Recently, I wrote an article discussing the Unique Selling Proposition: its definition, its use and its penultimate importance in all aspects of marketing, no matter what business you’re in. In another article, I told the story of Julie’s Mansion, a wonderful restaurant I was studying as a young hospitality school student. I mentioned that Julie (Jules F., the owner) was an eccentric, flamboyant entrepreneur who knew how to differentiate himself with the public by using the media and other crazy goings-on that took place in his restaurant on a totally irregular basis. Julie knew how to create a “Unique Selling Proposition” for his restaurant. His USP was classic. Julie had learned how to differentiate himself from the others competing in the same market segment. Moreover, he did it preemptively.
Let’s apply this definition to Julie and his Mansion. He first took a unique building; an old mansion built in the 1890’s, and turned it into one heck of a restaurant. Next he added impeccable food and service. Then, for entertainment, he differentiated his place with carefully chosen “jazz music” when not many were playing jazz on the radio or television. Finally, he added himself as the additional, no charge, and secret surprise ingredient.
His antics and reputation for craziness were both intriguing and appealing to this discerning crowd of upscale jazz lovers who could buy the best wherever they wanted. But you could only see Julie--live and in living color—here, at Julie's Mansion.
Julie was the preemptive factor.
Who could follow an act like that? And if they did, they would instantly be labeled a second-rate copy cat, no matter how good they were. First in is always best. Julie was first to do this, and he dominated that “position” in his target group’s mind for years.
He had designed and pulled off the perfect U.S.P.
This allowed him to “brand” himself by virtue of his offerings, his unpredictable behavior and his resultant reputation on the street and in the local media. These are the kinds of things he was famous for in his own place. People would go to Julie’s place firstly for the renowned food and service (you still can’t really be in this business without this) and to see what Julie would be up to next. What craziness would emanate from his office during the evening?

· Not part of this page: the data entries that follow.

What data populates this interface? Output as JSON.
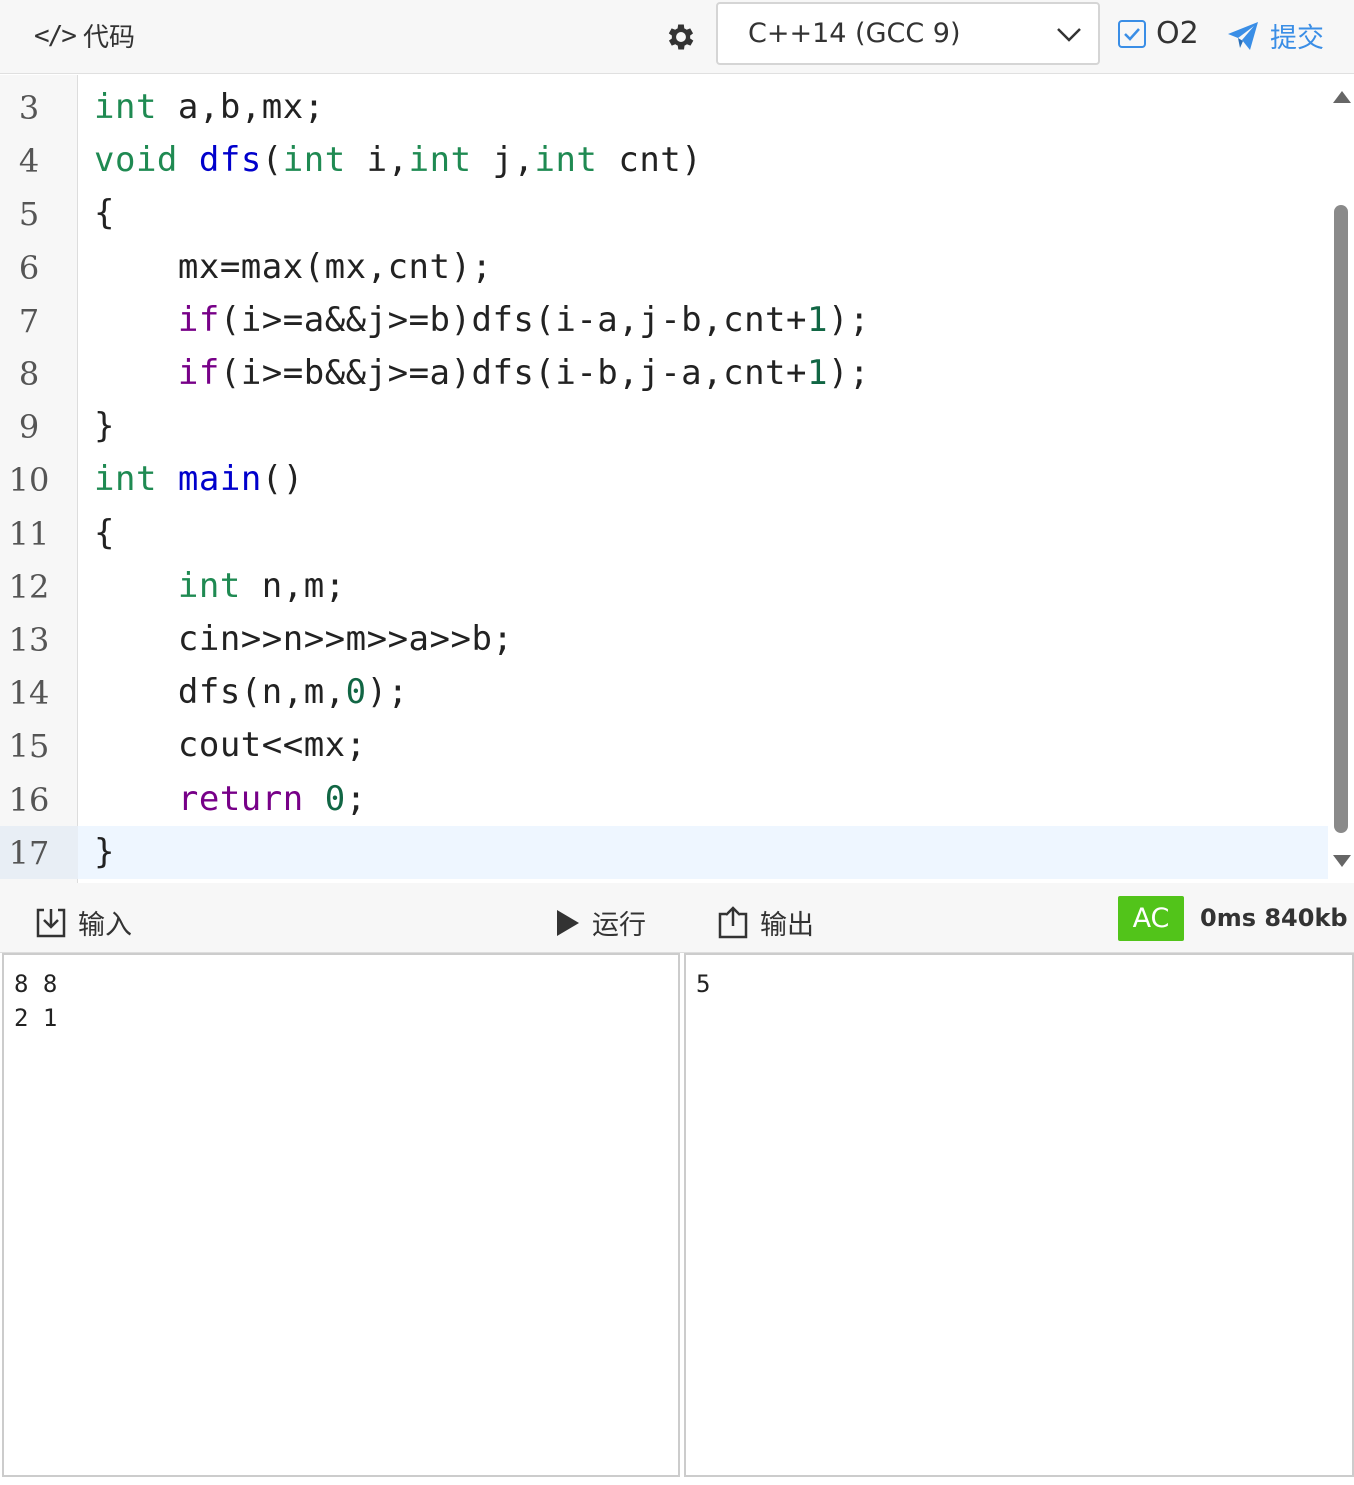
{
  "header": {
    "title": "代码",
    "language": "C++14 (GCC 9)",
    "o2_label": "O2",
    "submit_label": "提交"
  },
  "editor": {
    "lines": [
      {
        "n": "3",
        "code": "int a,b,mx;"
      },
      {
        "n": "4",
        "code": "void dfs(int i,int j,int cnt)"
      },
      {
        "n": "5",
        "code": "{"
      },
      {
        "n": "6",
        "code": "    mx=max(mx,cnt);"
      },
      {
        "n": "7",
        "code": "    if(i>=a&&j>=b)dfs(i-a,j-b,cnt+1);"
      },
      {
        "n": "8",
        "code": "    if(i>=b&&j>=a)dfs(i-b,j-a,cnt+1);"
      },
      {
        "n": "9",
        "code": "}"
      },
      {
        "n": "10",
        "code": "int main()"
      },
      {
        "n": "11",
        "code": "{"
      },
      {
        "n": "12",
        "code": "    int n,m;"
      },
      {
        "n": "13",
        "code": "    cin>>n>>m>>a>>b;"
      },
      {
        "n": "14",
        "code": "    dfs(n,m,0);"
      },
      {
        "n": "15",
        "code": "    cout<<mx;"
      },
      {
        "n": "16",
        "code": "    return 0;"
      },
      {
        "n": "17",
        "code": "}"
      }
    ],
    "active_line": "17"
  },
  "io": {
    "input_label": "输入",
    "run_label": "运行",
    "output_label": "输出",
    "status": "AC",
    "stats": "0ms 840kb",
    "input_value": "8 8\n2 1",
    "output_value": "5"
  },
  "colors": {
    "accent": "#3a8ee6",
    "ac_green": "#52c41a",
    "type_keyword": "#1f8a52",
    "function_name": "#0000cc",
    "control_keyword": "#770088"
  }
}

This was one of the most enjoyable student projects of my university career. I learned tons from Julie. I learned that branding is really theatre. It’s the taking of every single aspect of your business—as seen and experienced by the public—and then ‘managing’ those aspects so the buyer/customer experiences them discreetly as your brand within that category of food service outlets. Julie’s Mansion was a distinct brand of restaurant that included much more than the food, service and ambiance. Included, at no extra charge, was the surprise element of unique experiential enjoyment.

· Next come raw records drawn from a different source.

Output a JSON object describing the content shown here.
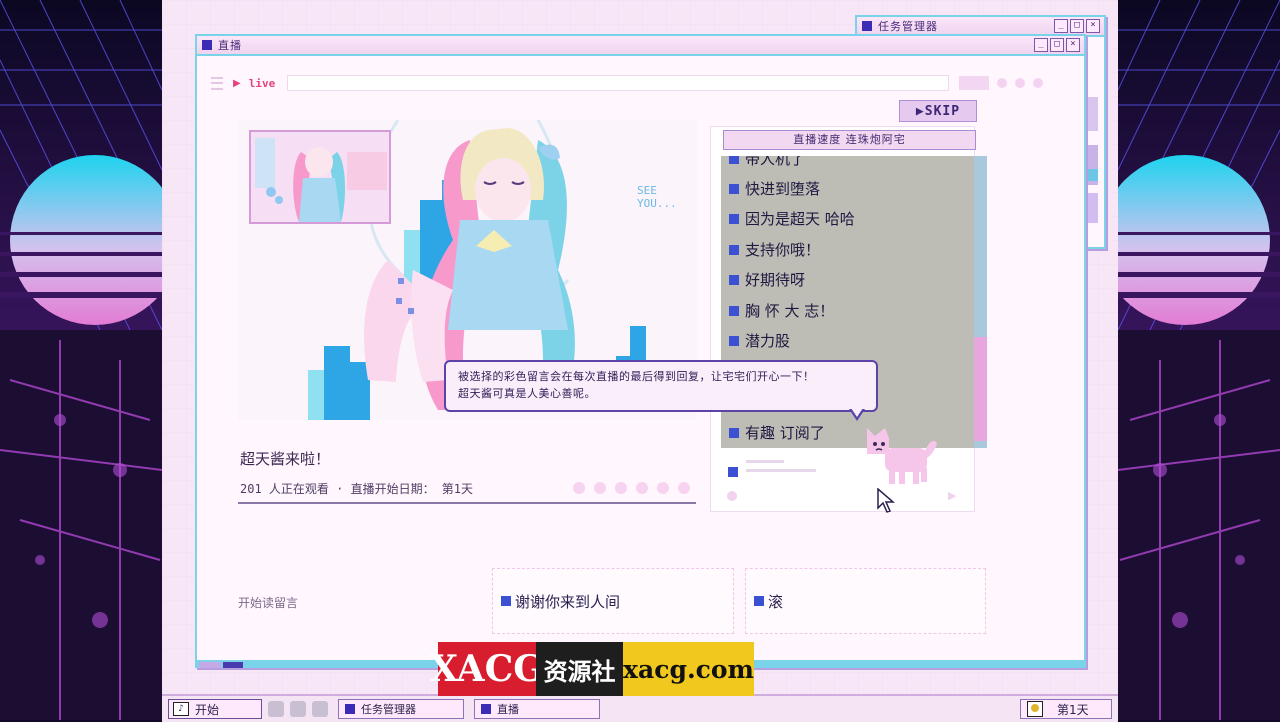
{
  "background_window": {
    "title": "任务管理器"
  },
  "main_window": {
    "title": "直播",
    "address": {
      "live_label": "live"
    },
    "skip_label": "▶SKIP",
    "video": {
      "overlay_text": "SEE YOU..."
    },
    "stream": {
      "title": "超天酱来啦！",
      "meta": "201 人正在观看 · 直播开始日期： 第1天"
    },
    "chat": {
      "header": "直播速度 连珠炮阿宅",
      "messages": [
        "带人机了",
        "快进到堕落",
        "因为是超天 哈哈",
        "支持你哦！",
        "好期待呀",
        "胸 怀 大 志！",
        "潜力股",
        "有趣 订阅了"
      ]
    },
    "tooltip": "被选择的彩色留言会在每次直播的最后得到回复，让宅宅们开心一下！\n超天酱可真是人美心善呢。",
    "reply": {
      "label": "开始读留言",
      "options": [
        "谢谢你来到人间",
        "滚"
      ]
    }
  },
  "taskbar": {
    "start_label": "开始",
    "tasks": [
      "任务管理器",
      "直播"
    ],
    "day_label": "第1天"
  },
  "watermark": {
    "part1": "XACG",
    "part2": "资源社",
    "part3": "xacg.com"
  },
  "colors": {
    "accent": "#7bd3ea",
    "chat_bullet": "#3c50d4",
    "live_red": "#e2437f",
    "window_bg": "#fff7fd"
  }
}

What is your brand? I’ll tell you what it’s not. It is not your name, logo, décor, website, menu, music, smiling serving people, prices, easy parking, location, ad campaign, or the color of your delivery vehicles. Sure the elements of your brand might include these components. But your brand is something that is identified as a perceptual experience by your customers and consumers. It’s a way that a customer “sees” you in his or her mind.
In the case of Julie, he was the brand. He personified the uniqueness of this business. He made that restaurant. He gave it a human face, one of laughter and surprise. His business was his own personal circus, and he knew it. He planned his moves and added his own spontaneity to come up with a blend of zaniness that intrigued and entertained people. They experienced his restaurant with stick-in-the-mind-memories. When someone was asked about Julie’s, they would respond: “isn’t that the big place on Jarvis street, with the wonderful food, owned by that whacko guy who does all the crazy stuff?” Notwithstanding the wonderful food and service, the question was never answered: “oh, yes, that’s the place on Jarvis street with the super food and service.”

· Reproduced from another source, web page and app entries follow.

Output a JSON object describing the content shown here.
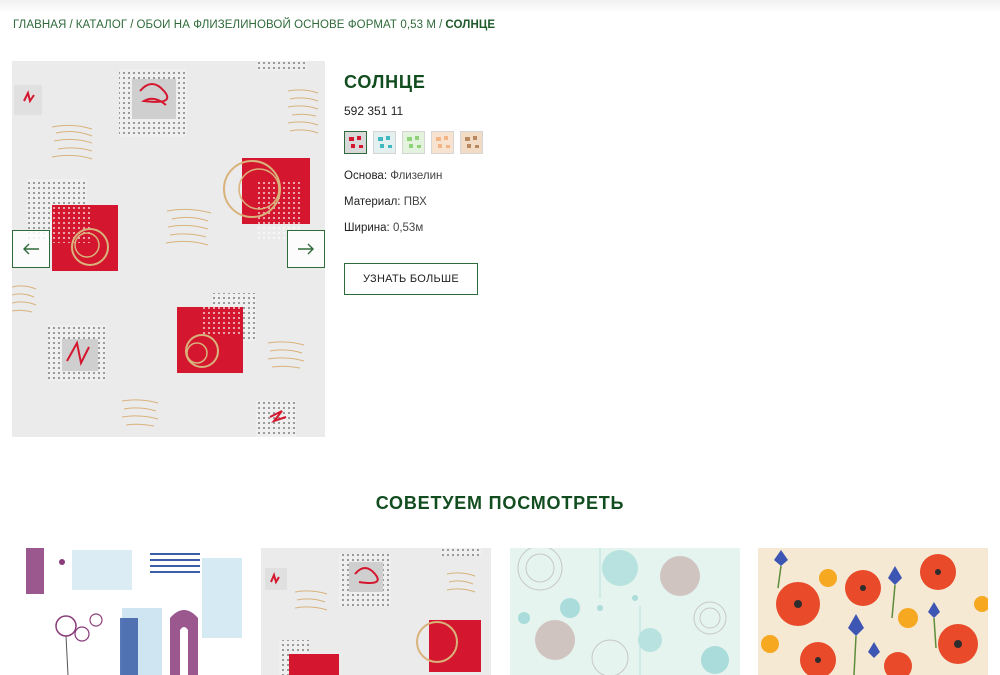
{
  "breadcrumb": {
    "items": [
      "ГЛАВНАЯ",
      "КАТАЛОГ",
      "ОБОИ НА ФЛИЗЕЛИНОВОЙ ОСНОВЕ ФОРМАТ 0,53 М"
    ],
    "current": "СОЛНЦЕ",
    "separator": "/"
  },
  "product": {
    "title": "СОЛНЦЕ",
    "sku": "592 351 11",
    "swatches": [
      {
        "name": "red",
        "color": "#d8d8d8",
        "accent": "#d4172e",
        "active": true
      },
      {
        "name": "turquoise",
        "color": "#e4efef",
        "accent": "#3fb8c4",
        "active": false
      },
      {
        "name": "green",
        "color": "#e4f3de",
        "accent": "#8fd27a",
        "active": false
      },
      {
        "name": "peach",
        "color": "#f7e3cf",
        "accent": "#f3b488",
        "active": false
      },
      {
        "name": "brown",
        "color": "#f2dcc6",
        "accent": "#b88860",
        "active": false
      }
    ],
    "props": [
      {
        "label": "Основа:",
        "value": "Флизелин"
      },
      {
        "label": "Материал:",
        "value": "ПВХ"
      },
      {
        "label": "Ширина:",
        "value": "0,53м"
      }
    ],
    "cta": "УЗНАТЬ БОЛЬШЕ"
  },
  "recommendations": {
    "title": "СОВЕТУЕМ ПОСМОТРЕТЬ",
    "items": [
      {
        "name": "dandelion-pattern"
      },
      {
        "name": "sun-pattern"
      },
      {
        "name": "circles-pattern"
      },
      {
        "name": "poppy-pattern"
      }
    ]
  },
  "colors": {
    "brand_green": "#124d1f",
    "link_green": "#2f6b3a",
    "accent_red": "#d4172e"
  }
}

You have the innate ability to be your own brand. For some, that will sound scary. But for others, those of us who have a bit of actor or actress in us, it will sound downright exciting and challenging. Break down your customers’ experiences into components that can be managed and offered better than is being done anywhere else in your local trading area... now. This is your basic recipe. Now add to that some uniqueness that customers/guests can't experience elsewhere. Mix in a bit of the unusual. Now turn up the heat, while adding a dash of surprise. Then cook on the front burner for a few minutes. Serve it up steaming hot.